▶ DATA FOR THIS TASK
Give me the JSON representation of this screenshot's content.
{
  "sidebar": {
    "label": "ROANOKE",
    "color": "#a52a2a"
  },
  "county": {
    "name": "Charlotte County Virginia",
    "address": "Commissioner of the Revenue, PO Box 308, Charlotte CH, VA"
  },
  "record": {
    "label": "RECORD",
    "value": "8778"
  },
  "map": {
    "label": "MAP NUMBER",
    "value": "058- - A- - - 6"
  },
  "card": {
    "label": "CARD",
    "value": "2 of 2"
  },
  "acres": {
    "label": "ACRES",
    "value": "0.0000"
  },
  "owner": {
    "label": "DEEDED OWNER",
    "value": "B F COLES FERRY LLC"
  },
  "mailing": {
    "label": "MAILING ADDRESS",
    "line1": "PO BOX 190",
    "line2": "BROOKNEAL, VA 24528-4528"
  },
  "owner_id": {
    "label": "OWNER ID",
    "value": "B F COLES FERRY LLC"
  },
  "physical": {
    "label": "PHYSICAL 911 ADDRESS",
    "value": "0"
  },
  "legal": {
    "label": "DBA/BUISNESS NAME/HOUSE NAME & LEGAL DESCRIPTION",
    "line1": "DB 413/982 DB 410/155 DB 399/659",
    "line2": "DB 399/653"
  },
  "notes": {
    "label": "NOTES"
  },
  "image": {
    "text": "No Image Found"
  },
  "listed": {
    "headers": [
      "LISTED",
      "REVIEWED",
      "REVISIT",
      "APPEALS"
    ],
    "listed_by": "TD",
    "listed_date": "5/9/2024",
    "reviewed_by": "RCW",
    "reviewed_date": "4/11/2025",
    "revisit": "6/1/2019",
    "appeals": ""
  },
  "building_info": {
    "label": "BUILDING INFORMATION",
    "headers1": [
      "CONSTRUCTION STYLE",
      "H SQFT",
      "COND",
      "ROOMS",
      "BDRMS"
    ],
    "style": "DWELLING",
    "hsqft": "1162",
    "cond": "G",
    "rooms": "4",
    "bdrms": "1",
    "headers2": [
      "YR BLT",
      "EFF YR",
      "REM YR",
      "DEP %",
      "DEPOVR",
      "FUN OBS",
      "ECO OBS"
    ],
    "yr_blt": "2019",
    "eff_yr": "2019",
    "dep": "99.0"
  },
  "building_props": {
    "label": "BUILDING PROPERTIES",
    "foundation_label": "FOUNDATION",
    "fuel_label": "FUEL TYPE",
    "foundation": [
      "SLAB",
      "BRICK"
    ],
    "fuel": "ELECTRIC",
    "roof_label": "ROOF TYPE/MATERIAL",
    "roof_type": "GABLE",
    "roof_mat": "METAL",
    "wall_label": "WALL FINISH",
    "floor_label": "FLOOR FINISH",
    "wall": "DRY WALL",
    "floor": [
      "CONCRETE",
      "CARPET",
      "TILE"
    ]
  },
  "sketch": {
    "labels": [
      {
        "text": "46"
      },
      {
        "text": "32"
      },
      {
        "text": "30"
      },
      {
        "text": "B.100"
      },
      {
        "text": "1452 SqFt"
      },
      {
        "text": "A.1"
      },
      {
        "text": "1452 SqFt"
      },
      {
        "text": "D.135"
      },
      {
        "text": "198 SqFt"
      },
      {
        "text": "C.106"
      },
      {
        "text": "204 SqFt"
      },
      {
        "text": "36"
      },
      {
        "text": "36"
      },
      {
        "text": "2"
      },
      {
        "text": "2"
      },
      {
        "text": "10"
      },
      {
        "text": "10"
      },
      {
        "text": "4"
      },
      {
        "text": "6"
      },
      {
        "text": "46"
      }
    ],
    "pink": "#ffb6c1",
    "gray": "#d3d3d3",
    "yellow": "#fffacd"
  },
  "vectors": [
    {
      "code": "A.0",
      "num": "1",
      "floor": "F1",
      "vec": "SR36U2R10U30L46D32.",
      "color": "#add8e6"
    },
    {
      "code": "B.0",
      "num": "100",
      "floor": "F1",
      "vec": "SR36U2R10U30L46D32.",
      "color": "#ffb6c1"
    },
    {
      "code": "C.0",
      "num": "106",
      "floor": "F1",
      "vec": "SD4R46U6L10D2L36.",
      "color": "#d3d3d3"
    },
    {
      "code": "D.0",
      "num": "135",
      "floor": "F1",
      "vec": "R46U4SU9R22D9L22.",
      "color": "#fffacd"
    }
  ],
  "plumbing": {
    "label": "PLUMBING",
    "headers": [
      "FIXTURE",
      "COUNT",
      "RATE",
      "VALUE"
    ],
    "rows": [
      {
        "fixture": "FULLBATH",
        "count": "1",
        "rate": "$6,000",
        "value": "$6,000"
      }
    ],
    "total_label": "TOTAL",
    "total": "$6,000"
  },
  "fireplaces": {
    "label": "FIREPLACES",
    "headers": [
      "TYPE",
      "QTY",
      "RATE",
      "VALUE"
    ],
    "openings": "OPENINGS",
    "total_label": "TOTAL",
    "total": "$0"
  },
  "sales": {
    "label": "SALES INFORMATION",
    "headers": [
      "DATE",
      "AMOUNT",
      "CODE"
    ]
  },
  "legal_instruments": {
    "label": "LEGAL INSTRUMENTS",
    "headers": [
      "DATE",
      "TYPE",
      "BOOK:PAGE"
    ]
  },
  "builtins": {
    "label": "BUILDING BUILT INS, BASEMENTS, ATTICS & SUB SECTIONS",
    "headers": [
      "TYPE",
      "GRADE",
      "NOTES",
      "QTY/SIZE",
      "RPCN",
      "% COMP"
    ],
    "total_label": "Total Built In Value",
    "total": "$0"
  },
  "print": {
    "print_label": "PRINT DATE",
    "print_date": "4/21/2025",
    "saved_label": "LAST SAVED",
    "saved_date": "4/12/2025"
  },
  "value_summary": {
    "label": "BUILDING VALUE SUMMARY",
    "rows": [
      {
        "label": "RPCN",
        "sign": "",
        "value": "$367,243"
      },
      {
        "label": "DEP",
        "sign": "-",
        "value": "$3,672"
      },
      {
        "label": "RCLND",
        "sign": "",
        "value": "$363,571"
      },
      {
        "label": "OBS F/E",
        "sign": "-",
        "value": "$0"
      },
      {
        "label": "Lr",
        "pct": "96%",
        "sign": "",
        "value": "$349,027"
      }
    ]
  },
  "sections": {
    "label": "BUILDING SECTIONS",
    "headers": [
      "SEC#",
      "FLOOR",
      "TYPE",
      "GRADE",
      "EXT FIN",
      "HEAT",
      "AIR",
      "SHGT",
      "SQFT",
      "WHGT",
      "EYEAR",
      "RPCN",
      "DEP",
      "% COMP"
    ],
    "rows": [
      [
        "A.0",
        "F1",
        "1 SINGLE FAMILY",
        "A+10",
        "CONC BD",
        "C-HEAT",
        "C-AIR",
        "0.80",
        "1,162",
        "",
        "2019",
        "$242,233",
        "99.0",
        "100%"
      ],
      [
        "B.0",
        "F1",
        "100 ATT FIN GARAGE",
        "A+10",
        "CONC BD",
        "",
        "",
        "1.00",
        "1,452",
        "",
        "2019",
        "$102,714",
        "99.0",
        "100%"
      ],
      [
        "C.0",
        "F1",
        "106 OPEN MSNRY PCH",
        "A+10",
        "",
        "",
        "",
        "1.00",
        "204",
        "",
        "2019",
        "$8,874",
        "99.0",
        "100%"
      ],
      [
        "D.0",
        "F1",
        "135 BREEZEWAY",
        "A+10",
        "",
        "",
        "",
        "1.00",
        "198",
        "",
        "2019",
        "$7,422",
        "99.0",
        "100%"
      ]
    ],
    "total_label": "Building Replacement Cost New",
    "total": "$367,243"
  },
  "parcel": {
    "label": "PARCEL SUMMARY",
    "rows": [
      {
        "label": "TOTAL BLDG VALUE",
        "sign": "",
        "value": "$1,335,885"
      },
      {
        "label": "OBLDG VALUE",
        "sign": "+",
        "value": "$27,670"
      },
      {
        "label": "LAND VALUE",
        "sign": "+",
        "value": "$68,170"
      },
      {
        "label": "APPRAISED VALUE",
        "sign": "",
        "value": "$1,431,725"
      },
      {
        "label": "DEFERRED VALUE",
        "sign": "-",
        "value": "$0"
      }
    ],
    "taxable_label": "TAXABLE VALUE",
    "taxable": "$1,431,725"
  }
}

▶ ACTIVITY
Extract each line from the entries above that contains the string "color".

▶ SOLUTION TO THIS PROBLEM
    "color": "#a52a2a"
      "color": "#add8e6"
      "color": "#ffb6c1"
      "color": "#d3d3d3"
      "color": "#fffacd"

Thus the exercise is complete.